You can find a Scrapy project deployment in the GitHub repository in the scrapy_fs folder. In this deployment, there is already the data structure defined in the file.

Writing a spider

There is a reference implementation for a scrapy spider for the GB website. The spider can be found at (Link:


If you want to write a spider with Scrapy, please add/name your spider in an analog way and write a note in the root gb (COUNTRY_CODE) directory that the spider is being realized with Scrapy.

A Scrapy spider can be executed like that from the scrapy_fs directory:

scrapy crawl GB -a year=YEAR

A CSV output can be generated like this:

scrapy crawl GB -a year=2012 -o payment_2012.txt -t csv


Scrapy won’t maintain the order of the attributes of the csv file. That’s ok.


If you have your own preferred way of writing scrapers with Python, you can do that as well. Then please write your scraper in a form, that it can be executed from the command line. Add the requirements you need to the global python requirements file:


If you’ve written a Python scraper you think can serve as a good starting point for other scrapers and can be entered here as a reference implementation, please drop a note!


You can also write a Ruby scraper, please also create the scraper in a command line-executable form.

Add your requirements to the global Ruby Gemfile:


If you’ve written a Ruby scraper you think can serve as a good starting point for other scrapers and can be entered here as a reference implementation, please drop a note!


If you have another technology you want to use, please ask the person currently responsible for maintaining the Scrapers (try on GitHub). The reason for limiting the technologies a bit is that all scrapers for the different countries have to be maintained and an executable environment have to be kept up to be able to run the scraper from a central location independently from the creators.

Changelog (Scraper)

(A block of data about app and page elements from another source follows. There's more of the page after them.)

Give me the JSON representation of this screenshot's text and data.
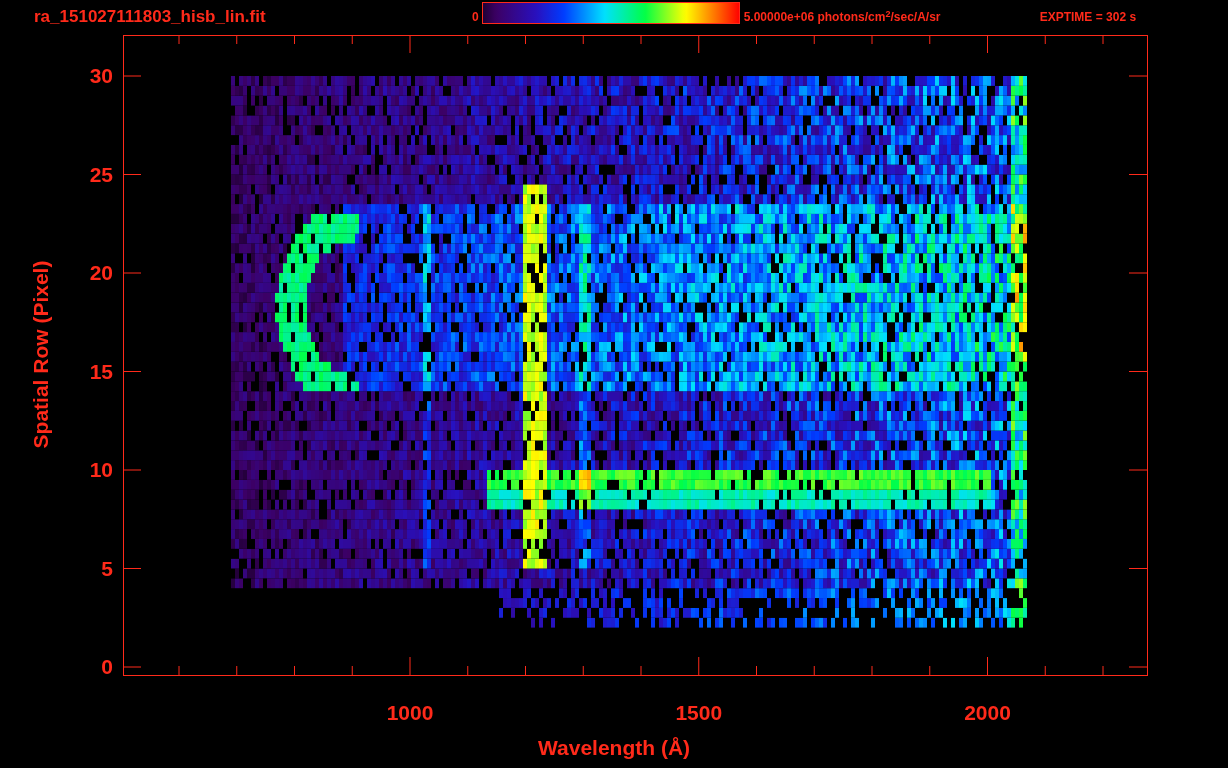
{
  "header": {
    "filename": "ra_151027111803_hisb_lin.fit",
    "colorbar_min": "0",
    "colorbar_max": "5.00000e+06 photons/cm$^{2}$/sec/A/sr",
    "exposure": "EXPTIME = 302 s"
  },
  "plot": {
    "ylabel": "Spatial Row (Pixel)",
    "xlabel": "Wavelength (Å)",
    "yticks": [
      "30",
      "25",
      "20",
      "15",
      "10",
      "5",
      "0"
    ],
    "xticks": [
      "1000",
      "1500",
      "2000"
    ]
  }
}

This changelog deals mainly with the data format definition for the scrapers (see: Scraper Data Format) and the technology supported in the scraper repository (see: Technology).

Changes in version DRAFT1 (2014-03-15)